“You go into the boys at 9am on a Monday or Tuesday, and it’s craic, it’s banter; it’s not like ‘real work’, in a way. Like I keep telling my wife it’s work, that I’m going to work in the mornings. She thinks it’s a hobby I get paid for.”
To be fair, if goalkeeping’s a hobby McNulty appears to be fine-tuning it with age.
At 37 years young, Mark McNulty is loving his football more than ever, even if a new arrival on Leeside caused him some alarm bells.
City boss John Caulfield signed Peter Cherrie in the close season after the Scottish netminder left Bray Wanderers. With bags of experience — Cherrie having won a league and cup double with Dundalk in 2014 — it represented a new challenge.
“When Peter first came at the start of season, I was kind of going ‘woah, what’s going on here?’” admits McNulty. “But I’m glad he’s here, he’s a top, top bloke.
“The two of us are pushing each other all the time. If my standard drops in training and I see Peter making two or three great saves, I snap out of it and I’m at it again, which is a good thing. Maybe over the years when young lads were there, maybe I wasn’t.
“It’s best for me, it’s best for Peter, best for everyone, and best for Cork City.”
McNulty was named the goalkeeper of the year in the past two seasons, and has been impressive this season also — although a mistake against Dundalk proved costly in March, as the Lilywhites claimed a 1-0 win at Oriel Park. The Ballincollig man reacted impressively to the error, and has conceded just one goal at Turner’s Cross this season, in the 2-1 win over Limerick a fortnight ago.
“I think I’ve done alright obviously, bar the mistake up in Dundalk, I’ve been consistent,” says McNulty. “There’s been a lot of games I haven’t had much to do but as a keeper you have to keep on your toes. As (goalkeeping coach) Phil Harrington says sometimes it’s not about making the flashy saves, it’s about reading the game and making those easy catches.”
In an intriguing title race, Cork, Dundalk, and Waterford have traded blows at the top, with all three beating each other at home. With home form so important, Cork boss John Caulfield describes tonight’s Turner’s Cross clash with Martin Russell’s Bray as “huge”, and believes the Seagulls are a different proposition since the appointment of the former Limerick manager last month.
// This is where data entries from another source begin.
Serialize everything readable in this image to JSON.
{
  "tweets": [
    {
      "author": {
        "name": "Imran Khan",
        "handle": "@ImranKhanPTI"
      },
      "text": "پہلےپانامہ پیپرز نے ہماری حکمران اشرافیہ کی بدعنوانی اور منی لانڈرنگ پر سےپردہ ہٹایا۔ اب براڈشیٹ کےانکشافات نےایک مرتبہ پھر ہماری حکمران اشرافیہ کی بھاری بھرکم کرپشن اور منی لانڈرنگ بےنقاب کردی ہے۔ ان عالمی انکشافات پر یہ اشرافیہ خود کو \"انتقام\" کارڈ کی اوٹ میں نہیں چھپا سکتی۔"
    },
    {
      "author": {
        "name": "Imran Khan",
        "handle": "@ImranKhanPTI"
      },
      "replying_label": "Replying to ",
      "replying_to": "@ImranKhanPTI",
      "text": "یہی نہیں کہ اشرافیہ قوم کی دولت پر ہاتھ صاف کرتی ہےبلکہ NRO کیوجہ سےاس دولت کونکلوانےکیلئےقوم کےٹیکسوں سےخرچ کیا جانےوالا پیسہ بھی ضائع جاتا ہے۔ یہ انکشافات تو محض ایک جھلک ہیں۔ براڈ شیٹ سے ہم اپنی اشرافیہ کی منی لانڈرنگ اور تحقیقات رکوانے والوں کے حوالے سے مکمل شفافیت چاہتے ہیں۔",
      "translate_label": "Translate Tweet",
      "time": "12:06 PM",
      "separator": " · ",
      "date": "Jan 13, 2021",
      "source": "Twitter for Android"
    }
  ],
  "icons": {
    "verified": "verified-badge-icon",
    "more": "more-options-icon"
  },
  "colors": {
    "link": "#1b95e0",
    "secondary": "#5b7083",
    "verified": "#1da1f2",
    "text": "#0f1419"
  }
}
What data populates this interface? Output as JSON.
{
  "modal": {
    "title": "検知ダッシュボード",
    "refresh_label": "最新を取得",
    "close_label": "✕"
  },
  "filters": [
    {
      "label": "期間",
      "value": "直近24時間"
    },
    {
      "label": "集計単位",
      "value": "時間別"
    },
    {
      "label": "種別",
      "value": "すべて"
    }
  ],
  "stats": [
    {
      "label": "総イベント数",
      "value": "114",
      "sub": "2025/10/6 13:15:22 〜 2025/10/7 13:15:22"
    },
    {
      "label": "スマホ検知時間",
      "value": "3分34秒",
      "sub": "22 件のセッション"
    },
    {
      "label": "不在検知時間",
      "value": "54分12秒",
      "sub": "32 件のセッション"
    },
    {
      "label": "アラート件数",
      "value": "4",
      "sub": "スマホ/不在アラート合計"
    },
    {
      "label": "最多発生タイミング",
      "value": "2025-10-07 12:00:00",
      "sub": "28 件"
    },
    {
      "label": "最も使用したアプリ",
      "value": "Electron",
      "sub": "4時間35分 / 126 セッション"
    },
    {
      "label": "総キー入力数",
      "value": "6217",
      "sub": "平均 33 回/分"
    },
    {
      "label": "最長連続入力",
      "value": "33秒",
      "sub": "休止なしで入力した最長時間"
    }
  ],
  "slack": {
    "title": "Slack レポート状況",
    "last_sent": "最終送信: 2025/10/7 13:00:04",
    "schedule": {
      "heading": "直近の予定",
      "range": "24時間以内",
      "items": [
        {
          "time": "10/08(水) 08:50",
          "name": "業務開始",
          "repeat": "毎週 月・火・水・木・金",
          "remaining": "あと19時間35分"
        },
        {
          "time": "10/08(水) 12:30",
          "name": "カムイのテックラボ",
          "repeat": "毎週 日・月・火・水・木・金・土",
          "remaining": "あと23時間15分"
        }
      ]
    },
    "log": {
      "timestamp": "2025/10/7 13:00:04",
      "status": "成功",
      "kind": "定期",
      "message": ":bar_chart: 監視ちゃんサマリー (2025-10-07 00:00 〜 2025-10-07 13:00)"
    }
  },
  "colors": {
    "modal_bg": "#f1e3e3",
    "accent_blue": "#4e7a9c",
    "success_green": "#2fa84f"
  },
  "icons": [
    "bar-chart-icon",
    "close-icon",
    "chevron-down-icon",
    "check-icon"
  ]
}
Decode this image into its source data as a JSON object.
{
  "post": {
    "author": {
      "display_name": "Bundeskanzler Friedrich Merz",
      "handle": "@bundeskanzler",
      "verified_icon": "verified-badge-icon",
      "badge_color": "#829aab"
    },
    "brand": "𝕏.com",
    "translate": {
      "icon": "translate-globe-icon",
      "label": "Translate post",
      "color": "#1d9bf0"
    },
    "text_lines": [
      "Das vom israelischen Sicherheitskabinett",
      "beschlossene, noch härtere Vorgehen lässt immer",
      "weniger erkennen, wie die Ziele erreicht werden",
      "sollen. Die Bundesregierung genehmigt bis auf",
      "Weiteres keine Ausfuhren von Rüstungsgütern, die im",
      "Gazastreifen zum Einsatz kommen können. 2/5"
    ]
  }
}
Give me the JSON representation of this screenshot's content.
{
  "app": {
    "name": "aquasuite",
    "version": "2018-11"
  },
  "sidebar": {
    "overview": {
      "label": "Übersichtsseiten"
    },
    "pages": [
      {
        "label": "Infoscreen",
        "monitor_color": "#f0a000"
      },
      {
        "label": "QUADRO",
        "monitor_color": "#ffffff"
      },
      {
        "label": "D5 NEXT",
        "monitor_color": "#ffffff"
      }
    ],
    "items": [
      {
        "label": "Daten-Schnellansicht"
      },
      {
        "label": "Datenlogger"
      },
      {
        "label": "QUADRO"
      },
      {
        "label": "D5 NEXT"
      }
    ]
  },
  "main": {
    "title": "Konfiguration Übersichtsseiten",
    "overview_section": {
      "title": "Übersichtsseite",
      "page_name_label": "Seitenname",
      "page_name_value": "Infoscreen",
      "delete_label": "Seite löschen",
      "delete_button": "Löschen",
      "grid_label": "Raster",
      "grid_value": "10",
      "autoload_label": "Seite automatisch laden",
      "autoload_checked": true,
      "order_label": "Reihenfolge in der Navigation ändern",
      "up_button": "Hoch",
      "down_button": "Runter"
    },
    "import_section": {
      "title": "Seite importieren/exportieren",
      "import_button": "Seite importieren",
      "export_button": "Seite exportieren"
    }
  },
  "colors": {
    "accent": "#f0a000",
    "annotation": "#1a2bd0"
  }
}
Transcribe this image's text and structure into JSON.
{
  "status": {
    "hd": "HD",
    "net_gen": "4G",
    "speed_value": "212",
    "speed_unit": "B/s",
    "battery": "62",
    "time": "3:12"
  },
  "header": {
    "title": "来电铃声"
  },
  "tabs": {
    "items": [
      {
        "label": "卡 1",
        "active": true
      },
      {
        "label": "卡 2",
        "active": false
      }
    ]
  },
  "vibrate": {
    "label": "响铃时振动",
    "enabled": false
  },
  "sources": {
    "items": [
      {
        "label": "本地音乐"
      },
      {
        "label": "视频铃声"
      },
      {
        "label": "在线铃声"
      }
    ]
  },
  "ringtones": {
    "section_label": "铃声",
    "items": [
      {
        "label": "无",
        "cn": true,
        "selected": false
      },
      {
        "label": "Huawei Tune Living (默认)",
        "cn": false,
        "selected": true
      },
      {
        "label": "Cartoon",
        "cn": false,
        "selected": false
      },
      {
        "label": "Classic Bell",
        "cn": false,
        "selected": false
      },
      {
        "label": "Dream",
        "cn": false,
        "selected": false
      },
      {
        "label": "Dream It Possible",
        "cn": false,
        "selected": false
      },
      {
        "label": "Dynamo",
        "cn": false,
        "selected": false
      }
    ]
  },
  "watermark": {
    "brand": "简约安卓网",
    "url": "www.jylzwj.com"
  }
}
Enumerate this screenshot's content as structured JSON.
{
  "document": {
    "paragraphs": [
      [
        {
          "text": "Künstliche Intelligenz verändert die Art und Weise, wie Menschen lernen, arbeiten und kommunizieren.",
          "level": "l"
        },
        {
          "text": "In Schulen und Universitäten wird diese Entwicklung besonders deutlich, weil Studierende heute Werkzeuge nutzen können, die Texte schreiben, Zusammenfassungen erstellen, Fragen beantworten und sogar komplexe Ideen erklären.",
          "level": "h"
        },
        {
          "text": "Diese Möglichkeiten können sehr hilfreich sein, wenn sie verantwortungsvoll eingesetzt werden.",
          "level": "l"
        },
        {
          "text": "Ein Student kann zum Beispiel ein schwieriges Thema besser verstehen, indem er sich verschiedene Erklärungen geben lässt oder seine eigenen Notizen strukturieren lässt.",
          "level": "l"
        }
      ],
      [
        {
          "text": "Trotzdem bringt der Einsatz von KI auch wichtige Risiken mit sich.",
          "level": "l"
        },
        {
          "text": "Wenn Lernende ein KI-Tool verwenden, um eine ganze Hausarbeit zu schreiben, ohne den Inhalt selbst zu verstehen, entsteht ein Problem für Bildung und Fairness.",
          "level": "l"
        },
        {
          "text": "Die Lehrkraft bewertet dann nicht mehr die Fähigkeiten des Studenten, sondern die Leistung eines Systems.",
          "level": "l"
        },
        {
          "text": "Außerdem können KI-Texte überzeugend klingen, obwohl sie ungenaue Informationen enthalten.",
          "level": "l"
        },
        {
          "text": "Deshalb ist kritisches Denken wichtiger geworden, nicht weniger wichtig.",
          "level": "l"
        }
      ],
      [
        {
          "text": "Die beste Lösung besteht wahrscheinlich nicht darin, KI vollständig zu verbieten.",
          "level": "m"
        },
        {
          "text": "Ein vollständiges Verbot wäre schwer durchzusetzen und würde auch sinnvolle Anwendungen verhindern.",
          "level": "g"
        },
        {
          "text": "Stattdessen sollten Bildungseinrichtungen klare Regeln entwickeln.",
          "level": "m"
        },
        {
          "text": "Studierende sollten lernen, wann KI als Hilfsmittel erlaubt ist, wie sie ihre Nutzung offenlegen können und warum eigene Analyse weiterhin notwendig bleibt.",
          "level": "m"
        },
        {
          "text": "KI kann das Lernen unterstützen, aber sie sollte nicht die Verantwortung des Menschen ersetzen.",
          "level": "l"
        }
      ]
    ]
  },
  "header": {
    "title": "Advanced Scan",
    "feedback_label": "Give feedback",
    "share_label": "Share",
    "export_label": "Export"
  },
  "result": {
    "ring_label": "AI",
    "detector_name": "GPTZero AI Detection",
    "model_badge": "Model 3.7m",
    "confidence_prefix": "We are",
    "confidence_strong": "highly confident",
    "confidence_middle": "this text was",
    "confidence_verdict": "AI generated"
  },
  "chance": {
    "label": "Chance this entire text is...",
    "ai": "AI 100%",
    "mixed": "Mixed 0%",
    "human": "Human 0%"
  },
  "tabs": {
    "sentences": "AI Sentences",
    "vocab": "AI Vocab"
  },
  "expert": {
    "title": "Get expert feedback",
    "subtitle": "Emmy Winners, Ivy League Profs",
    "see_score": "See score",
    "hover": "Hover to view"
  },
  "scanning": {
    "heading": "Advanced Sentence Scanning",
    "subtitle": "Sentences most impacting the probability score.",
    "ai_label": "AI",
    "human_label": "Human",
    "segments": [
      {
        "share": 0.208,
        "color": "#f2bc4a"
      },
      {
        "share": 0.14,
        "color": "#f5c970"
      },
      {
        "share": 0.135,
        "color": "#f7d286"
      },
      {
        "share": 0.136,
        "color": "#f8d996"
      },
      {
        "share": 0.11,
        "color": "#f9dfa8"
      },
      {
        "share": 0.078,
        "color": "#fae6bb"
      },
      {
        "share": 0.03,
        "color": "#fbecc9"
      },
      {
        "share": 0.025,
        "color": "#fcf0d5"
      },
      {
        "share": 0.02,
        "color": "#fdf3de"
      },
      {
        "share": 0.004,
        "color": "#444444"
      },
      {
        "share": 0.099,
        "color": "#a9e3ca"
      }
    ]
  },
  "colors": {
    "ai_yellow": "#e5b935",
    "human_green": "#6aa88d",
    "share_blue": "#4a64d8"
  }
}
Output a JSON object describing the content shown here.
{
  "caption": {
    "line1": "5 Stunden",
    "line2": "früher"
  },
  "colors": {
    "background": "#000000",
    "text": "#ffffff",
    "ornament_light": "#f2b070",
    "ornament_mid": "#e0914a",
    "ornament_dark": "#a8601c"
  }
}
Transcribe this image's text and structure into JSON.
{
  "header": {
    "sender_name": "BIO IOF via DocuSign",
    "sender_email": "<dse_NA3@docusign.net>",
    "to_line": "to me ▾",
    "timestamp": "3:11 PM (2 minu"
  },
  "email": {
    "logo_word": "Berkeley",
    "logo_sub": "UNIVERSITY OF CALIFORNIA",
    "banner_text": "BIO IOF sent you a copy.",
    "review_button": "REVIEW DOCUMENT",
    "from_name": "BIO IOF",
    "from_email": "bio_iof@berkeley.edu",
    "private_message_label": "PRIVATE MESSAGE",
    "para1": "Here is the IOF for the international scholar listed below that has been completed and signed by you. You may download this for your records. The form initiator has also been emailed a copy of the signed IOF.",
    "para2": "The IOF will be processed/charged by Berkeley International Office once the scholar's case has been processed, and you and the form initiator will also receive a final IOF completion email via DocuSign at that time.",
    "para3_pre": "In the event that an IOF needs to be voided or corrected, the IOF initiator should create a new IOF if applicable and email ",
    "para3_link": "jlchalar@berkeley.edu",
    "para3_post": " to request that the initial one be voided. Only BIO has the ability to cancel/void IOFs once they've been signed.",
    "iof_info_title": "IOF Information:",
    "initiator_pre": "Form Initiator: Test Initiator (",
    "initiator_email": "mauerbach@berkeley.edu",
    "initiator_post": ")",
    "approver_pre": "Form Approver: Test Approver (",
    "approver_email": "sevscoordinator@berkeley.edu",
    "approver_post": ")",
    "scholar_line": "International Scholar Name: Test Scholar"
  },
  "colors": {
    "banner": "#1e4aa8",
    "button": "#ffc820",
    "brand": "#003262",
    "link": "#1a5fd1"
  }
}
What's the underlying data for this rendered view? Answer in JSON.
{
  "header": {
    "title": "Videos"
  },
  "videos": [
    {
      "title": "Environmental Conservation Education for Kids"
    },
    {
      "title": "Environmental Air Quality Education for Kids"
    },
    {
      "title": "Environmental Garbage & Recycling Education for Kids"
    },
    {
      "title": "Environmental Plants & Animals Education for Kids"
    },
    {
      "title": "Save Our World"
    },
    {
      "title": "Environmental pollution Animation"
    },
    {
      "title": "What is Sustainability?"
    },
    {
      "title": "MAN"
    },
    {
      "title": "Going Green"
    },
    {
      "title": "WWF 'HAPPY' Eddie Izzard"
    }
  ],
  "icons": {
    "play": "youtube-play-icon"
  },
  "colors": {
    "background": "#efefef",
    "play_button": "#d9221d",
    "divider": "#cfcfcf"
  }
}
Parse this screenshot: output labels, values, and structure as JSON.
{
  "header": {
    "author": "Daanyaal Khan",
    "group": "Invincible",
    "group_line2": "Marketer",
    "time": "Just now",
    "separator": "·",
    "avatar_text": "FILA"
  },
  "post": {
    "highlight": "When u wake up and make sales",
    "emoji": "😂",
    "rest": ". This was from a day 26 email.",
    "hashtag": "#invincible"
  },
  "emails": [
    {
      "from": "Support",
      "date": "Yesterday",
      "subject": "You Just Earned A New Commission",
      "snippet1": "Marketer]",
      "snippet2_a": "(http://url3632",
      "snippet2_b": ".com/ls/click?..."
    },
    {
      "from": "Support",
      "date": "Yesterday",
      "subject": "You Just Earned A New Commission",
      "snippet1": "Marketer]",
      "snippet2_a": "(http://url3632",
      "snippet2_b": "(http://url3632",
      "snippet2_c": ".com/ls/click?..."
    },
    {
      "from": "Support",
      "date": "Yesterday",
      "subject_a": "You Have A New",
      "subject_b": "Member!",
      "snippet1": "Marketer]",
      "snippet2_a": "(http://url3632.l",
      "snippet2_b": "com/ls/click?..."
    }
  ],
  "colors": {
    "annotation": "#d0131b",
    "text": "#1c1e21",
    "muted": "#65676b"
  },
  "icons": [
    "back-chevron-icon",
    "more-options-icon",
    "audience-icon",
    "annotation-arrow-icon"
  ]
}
“We know it’s a huge game. Martin Russell has done a great job at Bray since he came in. People were saying Bray were adrift seven weeks ago, and they turned around and beat Shamrock Rovers and Derry and got a draw with Waterford.
“They are very organised, super on the counter-attack and have a lot of pace. It’s still the first half of the season. Both at the top and bottom there’ll be a right run-in.”
City have no new injury concerns and Gearoid Morrissey comes back into contention tonight.